TASK PROMPT —
Every record must come back unchanged, apart from the pictures, which are dropped.

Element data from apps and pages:
######

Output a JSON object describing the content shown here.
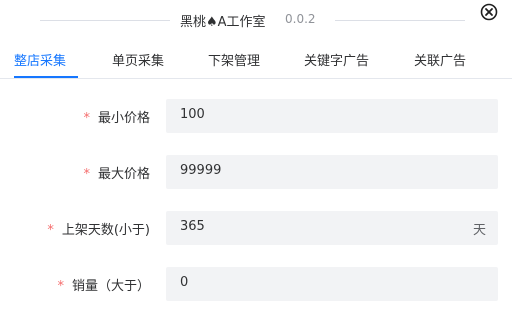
{
  "window": {
    "title": "黑桃♠A工作室",
    "version": "0.0.2",
    "close_icon": "close-circle-icon"
  },
  "tabs": [
    {
      "label": "整店采集",
      "active": true
    },
    {
      "label": "单页采集",
      "active": false
    },
    {
      "label": "下架管理",
      "active": false
    },
    {
      "label": "关键字广告",
      "active": false
    },
    {
      "label": "关联广告",
      "active": false
    }
  ],
  "form": {
    "required_mark": "*",
    "fields": [
      {
        "label": "最小价格",
        "value": "100"
      },
      {
        "label": "最大价格",
        "value": "99999"
      },
      {
        "label": "上架天数(小于)",
        "value": "365",
        "suffix": "天"
      },
      {
        "label": "销量（大于）",
        "value": "0"
      }
    ]
  },
  "colors": {
    "accent": "#1677ff",
    "required": "#f56c6c",
    "field_bg": "#f2f3f5"
  }
}
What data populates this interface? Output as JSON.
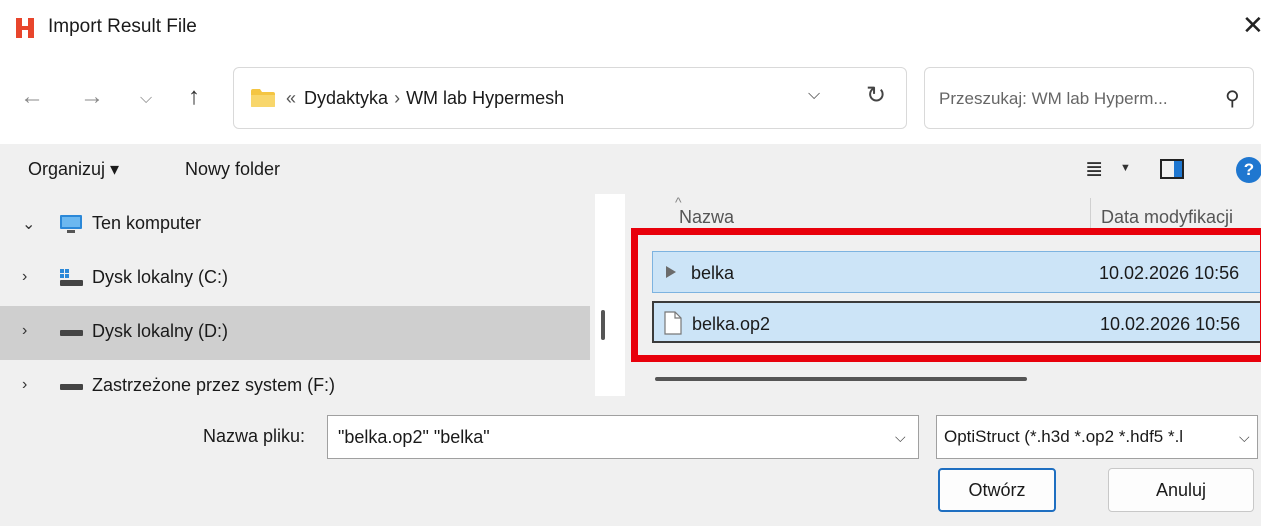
{
  "window": {
    "title": "Import Result File",
    "close_glyph": "✕",
    "logo_color": "#e8452c"
  },
  "nav": {
    "back_glyph": "←",
    "forward_glyph": "→",
    "recent_glyph": "⌵",
    "up_glyph": "↑",
    "breadcrumb_prefix": "«",
    "breadcrumb": [
      "Dydaktyka",
      "WM lab Hypermesh"
    ],
    "breadcrumb_sep": "›",
    "address_dropdown_glyph": "⌵",
    "refresh_glyph": "↻",
    "search_placeholder": "Przeszukaj: WM lab Hyperm...",
    "search_glyph": "⚲"
  },
  "toolbar": {
    "organize_label": "Organizuj ▾",
    "new_folder_label": "Nowy folder",
    "view_glyph": "≣",
    "view_caret": "▼",
    "help_glyph": "?"
  },
  "tree": [
    {
      "chevron": "⌄",
      "label": "Ten komputer",
      "icon": "computer-icon"
    },
    {
      "chevron": "›",
      "label": "Dysk lokalny (C:)",
      "icon": "windows-drive-icon"
    },
    {
      "chevron": "›",
      "label": "Dysk lokalny (D:)",
      "icon": "drive-icon",
      "selected": true
    },
    {
      "chevron": "›",
      "label": "Zastrzeżone przez system (F:)",
      "icon": "drive-icon"
    }
  ],
  "file_list": {
    "sort_glyph": "^",
    "columns": [
      "Nazwa",
      "Data modyfikacji"
    ],
    "files": [
      {
        "name": "belka",
        "modified": "10.02.2026 10:56",
        "icon": "play-file-icon"
      },
      {
        "name": "belka.op2",
        "modified": "10.02.2026 10:56",
        "icon": "document-file-icon"
      }
    ],
    "highlight_color": "#e8000b"
  },
  "footer": {
    "filename_label": "Nazwa pliku:",
    "filename_value": "\"belka.op2\" \"belka\"",
    "filename_dropdown_glyph": "⌵",
    "filetype_value": "OptiStruct (*.h3d *.op2 *.hdf5 *.l",
    "filetype_dropdown_glyph": "⌵",
    "open_label": "Otwórz",
    "cancel_label": "Anuluj"
  }
}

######

ANSWER FOR THIS EXERCISE —
Output a JSON object describing the content shown here.
{
  "window": {
    "title": "黑桃♠A工作室",
    "version": "0.0.2",
    "close_icon": "close-circle-icon"
  },
  "tabs": [
    {
      "label": "整店采集",
      "active": true
    },
    {
      "label": "单页采集",
      "active": false
    },
    {
      "label": "下架管理",
      "active": false
    },
    {
      "label": "关键字广告",
      "active": false
    },
    {
      "label": "关联广告",
      "active": false
    }
  ],
  "form": {
    "required_mark": "*",
    "fields": [
      {
        "label": "最小价格",
        "value": "100"
      },
      {
        "label": "最大价格",
        "value": "99999"
      },
      {
        "label": "上架天数(小于)",
        "value": "365",
        "suffix": "天"
      },
      {
        "label": "销量（大于）",
        "value": "0"
      }
    ]
  },
  "colors": {
    "accent": "#1677ff",
    "required": "#f56c6c",
    "field_bg": "#f2f3f5"
  }
}
What data populates this interface? Output as JSON.
{
  "window": {
    "title": "Import Result File",
    "close_glyph": "✕",
    "logo_color": "#e8452c"
  },
  "nav": {
    "back_glyph": "←",
    "forward_glyph": "→",
    "recent_glyph": "⌵",
    "up_glyph": "↑",
    "breadcrumb_prefix": "«",
    "breadcrumb": [
      "Dydaktyka",
      "WM lab Hypermesh"
    ],
    "breadcrumb_sep": "›",
    "address_dropdown_glyph": "⌵",
    "refresh_glyph": "↻",
    "search_placeholder": "Przeszukaj: WM lab Hyperm...",
    "search_glyph": "⚲"
  },
  "toolbar": {
    "organize_label": "Organizuj ▾",
    "new_folder_label": "Nowy folder",
    "view_glyph": "≣",
    "view_caret": "▼",
    "help_glyph": "?"
  },
  "tree": [
    {
      "chevron": "⌄",
      "label": "Ten komputer",
      "icon": "computer-icon"
    },
    {
      "chevron": "›",
      "label": "Dysk lokalny (C:)",
      "icon": "windows-drive-icon"
    },
    {
      "chevron": "›",
      "label": "Dysk lokalny (D:)",
      "icon": "drive-icon",
      "selected": true
    },
    {
      "chevron": "›",
      "label": "Zastrzeżone przez system (F:)",
      "icon": "drive-icon"
    }
  ],
  "file_list": {
    "sort_glyph": "^",
    "columns": [
      "Nazwa",
      "Data modyfikacji"
    ],
    "files": [
      {
        "name": "belka",
        "modified": "10.02.2026 10:56",
        "icon": "play-file-icon"
      },
      {
        "name": "belka.op2",
        "modified": "10.02.2026 10:56",
        "icon": "document-file-icon"
      }
    ],
    "highlight_color": "#e8000b"
  },
  "footer": {
    "filename_label": "Nazwa pliku:",
    "filename_value": "\"belka.op2\" \"belka\"",
    "filename_dropdown_glyph": "⌵",
    "filetype_value": "OptiStruct (*.h3d *.op2 *.hdf5 *.l",
    "filetype_dropdown_glyph": "⌵",
    "open_label": "Otwórz",
    "cancel_label": "Anuluj"
  }
}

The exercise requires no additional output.